WORK TO COMPLETE —
If a line of the data below holds the word "Energieeinstellungen", list it.

Entries from a dataset of interfaces:

BEGIN

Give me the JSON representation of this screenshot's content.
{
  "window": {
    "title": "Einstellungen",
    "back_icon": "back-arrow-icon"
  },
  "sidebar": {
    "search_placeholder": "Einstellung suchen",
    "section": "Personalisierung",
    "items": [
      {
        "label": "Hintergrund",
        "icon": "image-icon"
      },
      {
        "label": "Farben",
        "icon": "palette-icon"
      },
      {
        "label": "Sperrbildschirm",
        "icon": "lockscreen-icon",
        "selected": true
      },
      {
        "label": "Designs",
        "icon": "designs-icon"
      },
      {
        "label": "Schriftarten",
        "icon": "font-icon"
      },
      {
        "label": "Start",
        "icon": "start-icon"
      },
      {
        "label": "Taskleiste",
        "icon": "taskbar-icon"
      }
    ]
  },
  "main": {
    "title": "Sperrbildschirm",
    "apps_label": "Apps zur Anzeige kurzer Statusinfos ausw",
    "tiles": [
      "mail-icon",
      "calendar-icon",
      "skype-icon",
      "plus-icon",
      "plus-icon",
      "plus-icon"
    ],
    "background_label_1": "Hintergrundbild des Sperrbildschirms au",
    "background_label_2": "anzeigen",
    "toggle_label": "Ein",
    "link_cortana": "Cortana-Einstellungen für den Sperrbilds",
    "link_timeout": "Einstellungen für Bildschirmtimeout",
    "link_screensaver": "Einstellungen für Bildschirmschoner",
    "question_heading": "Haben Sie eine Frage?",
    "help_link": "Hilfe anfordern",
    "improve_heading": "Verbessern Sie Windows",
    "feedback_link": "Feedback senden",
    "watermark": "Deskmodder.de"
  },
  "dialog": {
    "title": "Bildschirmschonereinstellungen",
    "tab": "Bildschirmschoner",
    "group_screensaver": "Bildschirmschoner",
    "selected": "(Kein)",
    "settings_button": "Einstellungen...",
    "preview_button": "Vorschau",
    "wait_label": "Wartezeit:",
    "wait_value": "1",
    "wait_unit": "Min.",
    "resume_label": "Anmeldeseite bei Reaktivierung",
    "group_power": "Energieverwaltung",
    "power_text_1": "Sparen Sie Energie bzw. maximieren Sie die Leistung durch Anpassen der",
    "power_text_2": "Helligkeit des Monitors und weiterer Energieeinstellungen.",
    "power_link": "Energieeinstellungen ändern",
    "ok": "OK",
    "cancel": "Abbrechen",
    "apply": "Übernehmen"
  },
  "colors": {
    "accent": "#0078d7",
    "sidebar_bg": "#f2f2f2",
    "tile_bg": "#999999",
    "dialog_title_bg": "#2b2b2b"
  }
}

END

TASK SOLUTION —
    "power_text_2": "Helligkeit des Monitors und weiterer Energieeinstellungen.",
    "power_link": "Energieeinstellungen ändern",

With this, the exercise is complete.